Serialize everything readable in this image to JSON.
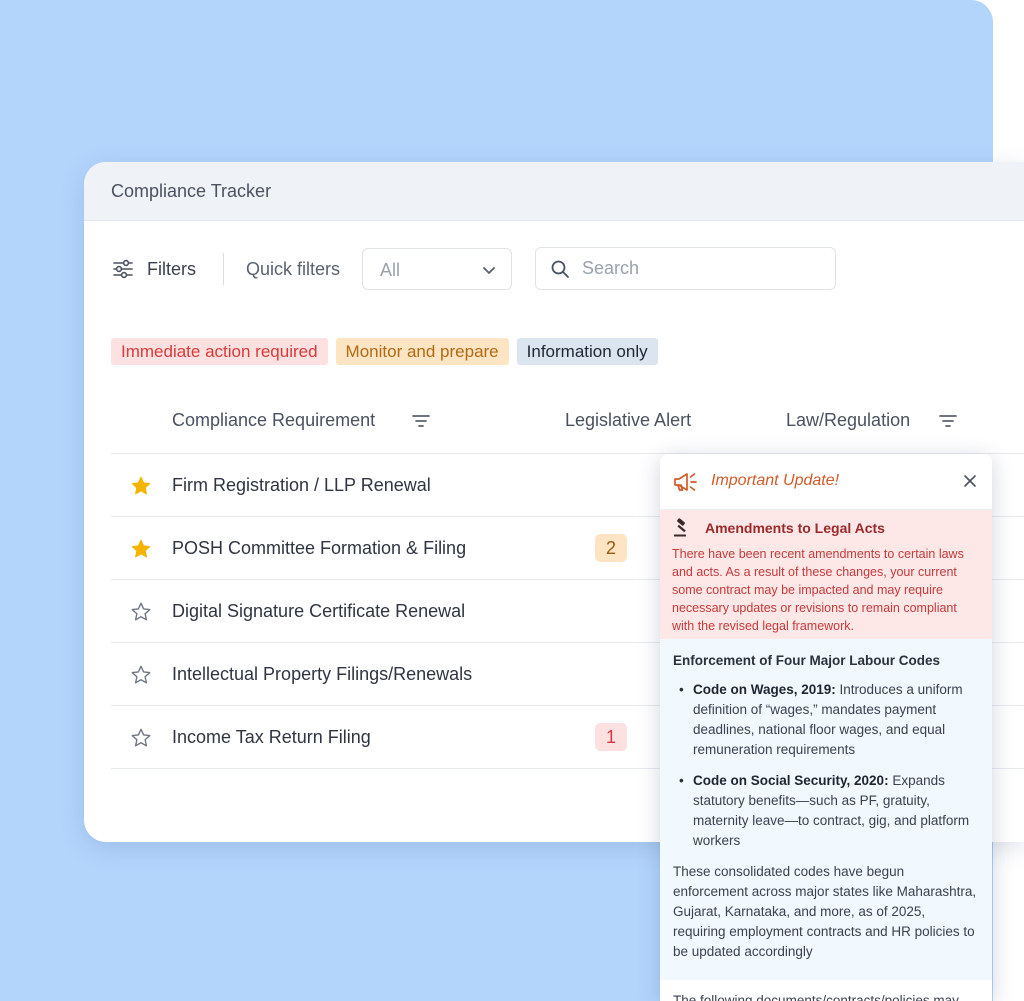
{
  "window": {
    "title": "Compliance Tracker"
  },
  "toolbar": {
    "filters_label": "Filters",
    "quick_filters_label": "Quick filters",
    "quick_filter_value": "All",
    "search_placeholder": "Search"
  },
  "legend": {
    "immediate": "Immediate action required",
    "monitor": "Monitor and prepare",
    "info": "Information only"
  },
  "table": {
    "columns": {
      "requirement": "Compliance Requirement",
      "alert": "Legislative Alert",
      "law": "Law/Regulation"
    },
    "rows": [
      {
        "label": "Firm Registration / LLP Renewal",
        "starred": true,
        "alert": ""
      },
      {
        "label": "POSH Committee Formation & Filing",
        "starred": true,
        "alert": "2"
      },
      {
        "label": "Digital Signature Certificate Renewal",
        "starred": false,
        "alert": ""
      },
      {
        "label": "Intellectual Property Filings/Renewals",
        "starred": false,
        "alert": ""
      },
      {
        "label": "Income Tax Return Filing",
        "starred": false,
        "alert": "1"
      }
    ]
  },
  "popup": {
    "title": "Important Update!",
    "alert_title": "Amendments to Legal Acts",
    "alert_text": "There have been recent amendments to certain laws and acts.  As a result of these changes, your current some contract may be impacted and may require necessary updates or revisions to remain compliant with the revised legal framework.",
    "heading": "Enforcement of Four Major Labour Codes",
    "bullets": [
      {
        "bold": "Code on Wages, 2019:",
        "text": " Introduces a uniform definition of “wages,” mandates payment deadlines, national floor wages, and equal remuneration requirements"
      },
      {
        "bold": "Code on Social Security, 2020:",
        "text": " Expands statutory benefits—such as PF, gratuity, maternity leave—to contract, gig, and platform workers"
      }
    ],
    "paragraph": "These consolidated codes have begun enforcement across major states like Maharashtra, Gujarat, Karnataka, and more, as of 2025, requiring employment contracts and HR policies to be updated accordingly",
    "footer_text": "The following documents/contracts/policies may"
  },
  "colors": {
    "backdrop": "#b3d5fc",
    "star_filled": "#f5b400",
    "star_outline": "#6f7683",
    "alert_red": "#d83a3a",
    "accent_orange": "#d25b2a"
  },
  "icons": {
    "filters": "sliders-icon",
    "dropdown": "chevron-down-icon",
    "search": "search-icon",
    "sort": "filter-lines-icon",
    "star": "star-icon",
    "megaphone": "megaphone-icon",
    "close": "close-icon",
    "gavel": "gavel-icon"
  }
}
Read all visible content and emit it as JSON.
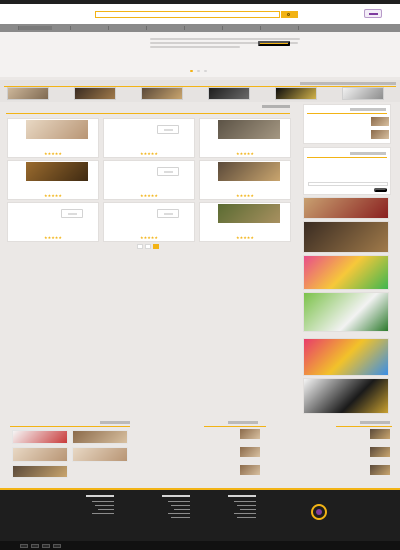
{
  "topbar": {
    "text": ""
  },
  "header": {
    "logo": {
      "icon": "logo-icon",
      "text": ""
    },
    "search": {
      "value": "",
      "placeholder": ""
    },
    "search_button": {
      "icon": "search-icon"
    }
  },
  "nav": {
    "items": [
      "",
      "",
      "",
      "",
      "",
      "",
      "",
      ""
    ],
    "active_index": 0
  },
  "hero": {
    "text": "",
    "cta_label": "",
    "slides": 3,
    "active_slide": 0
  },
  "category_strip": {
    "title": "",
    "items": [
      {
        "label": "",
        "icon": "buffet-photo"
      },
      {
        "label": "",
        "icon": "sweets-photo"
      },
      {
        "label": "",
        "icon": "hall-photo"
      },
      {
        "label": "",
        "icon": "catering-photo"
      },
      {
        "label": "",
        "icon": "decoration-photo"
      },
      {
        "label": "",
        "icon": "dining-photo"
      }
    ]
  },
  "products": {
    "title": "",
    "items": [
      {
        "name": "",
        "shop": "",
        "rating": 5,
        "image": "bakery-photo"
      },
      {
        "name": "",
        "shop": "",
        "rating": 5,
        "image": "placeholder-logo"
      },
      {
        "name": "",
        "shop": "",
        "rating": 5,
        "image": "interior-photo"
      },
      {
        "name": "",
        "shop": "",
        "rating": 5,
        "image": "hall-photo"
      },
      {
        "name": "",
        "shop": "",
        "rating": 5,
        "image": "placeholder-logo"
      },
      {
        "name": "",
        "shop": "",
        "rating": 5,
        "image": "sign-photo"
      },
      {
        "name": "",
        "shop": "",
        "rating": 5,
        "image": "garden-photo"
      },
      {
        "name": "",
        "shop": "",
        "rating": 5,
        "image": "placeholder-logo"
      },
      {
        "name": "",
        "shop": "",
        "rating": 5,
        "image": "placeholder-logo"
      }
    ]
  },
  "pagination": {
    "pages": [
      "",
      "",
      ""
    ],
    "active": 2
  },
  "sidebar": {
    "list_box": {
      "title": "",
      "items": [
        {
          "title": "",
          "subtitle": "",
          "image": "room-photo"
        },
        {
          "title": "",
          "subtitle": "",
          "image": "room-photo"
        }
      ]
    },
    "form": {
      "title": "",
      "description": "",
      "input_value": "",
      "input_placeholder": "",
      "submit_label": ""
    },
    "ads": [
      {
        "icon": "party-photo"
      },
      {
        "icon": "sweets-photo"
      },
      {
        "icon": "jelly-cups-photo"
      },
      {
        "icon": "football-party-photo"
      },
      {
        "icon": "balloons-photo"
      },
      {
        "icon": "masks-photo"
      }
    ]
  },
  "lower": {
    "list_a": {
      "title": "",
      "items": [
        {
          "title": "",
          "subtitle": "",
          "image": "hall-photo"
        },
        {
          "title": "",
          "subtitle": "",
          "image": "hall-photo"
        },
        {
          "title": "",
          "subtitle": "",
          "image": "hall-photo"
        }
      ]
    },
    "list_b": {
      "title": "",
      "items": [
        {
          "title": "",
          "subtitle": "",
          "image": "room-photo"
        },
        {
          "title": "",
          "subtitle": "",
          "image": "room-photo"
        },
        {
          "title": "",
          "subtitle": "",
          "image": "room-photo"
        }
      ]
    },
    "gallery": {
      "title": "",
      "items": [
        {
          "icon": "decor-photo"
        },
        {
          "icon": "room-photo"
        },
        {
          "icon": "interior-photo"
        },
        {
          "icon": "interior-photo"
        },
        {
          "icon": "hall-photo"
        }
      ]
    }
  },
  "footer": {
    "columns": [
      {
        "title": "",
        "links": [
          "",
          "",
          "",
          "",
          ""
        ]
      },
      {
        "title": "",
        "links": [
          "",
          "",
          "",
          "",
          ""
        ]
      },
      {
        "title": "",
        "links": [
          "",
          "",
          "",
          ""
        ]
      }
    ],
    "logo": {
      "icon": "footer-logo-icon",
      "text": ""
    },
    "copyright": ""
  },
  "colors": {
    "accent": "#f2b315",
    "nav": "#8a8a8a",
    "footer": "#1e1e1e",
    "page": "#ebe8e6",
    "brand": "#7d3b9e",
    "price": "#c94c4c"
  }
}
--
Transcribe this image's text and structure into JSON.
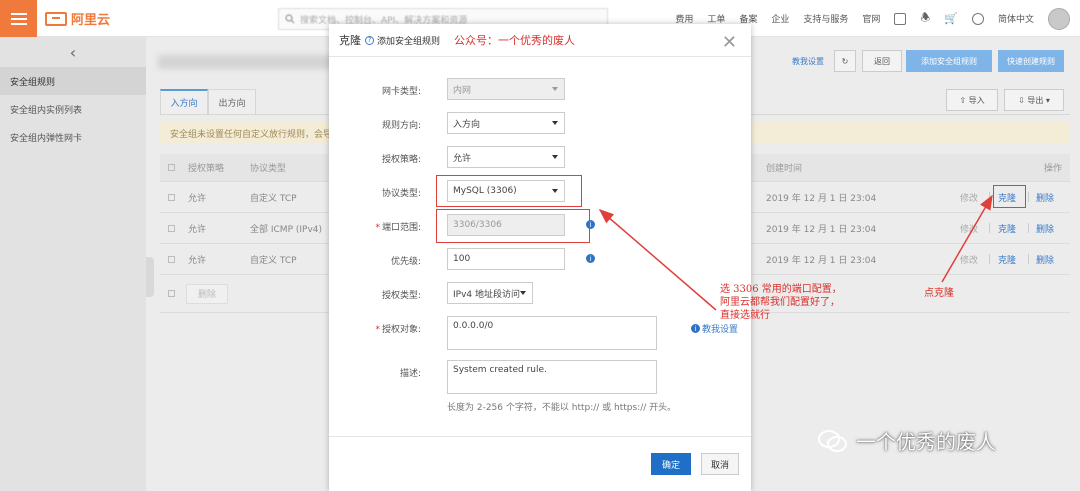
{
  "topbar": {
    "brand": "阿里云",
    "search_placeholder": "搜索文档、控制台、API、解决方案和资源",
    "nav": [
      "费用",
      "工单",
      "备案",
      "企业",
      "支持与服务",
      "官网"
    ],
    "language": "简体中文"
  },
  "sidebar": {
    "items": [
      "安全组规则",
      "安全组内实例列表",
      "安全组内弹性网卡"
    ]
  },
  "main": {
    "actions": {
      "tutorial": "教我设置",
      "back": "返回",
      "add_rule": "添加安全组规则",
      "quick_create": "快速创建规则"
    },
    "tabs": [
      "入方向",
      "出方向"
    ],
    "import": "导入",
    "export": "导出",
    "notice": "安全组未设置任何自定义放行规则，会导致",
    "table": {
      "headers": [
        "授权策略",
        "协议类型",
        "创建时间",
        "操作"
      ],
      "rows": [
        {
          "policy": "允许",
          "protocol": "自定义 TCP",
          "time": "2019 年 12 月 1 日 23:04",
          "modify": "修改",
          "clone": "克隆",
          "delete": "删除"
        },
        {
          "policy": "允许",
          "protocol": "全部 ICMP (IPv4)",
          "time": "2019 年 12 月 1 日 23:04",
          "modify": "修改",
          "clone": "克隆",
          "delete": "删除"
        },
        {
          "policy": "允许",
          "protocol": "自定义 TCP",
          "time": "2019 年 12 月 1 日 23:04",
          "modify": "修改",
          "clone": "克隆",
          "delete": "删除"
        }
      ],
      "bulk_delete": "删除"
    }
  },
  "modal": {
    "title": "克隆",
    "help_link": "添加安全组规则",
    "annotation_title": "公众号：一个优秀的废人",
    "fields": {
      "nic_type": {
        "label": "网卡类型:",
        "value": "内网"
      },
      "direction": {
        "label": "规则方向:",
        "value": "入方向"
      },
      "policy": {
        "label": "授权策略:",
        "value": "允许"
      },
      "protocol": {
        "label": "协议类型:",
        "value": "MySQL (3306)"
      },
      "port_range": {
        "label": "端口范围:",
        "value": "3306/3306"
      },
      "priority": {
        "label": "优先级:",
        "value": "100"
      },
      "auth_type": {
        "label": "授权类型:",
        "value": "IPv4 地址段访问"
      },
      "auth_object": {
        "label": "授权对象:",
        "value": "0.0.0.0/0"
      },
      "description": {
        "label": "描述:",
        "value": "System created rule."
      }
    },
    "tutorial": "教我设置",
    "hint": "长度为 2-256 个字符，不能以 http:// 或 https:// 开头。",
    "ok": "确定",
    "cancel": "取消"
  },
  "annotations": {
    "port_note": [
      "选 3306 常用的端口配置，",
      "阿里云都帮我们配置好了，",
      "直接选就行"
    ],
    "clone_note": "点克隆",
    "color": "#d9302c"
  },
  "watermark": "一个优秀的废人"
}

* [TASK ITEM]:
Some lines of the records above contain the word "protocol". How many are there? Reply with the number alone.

* [ANSWER TO THE PROBLEM]:
4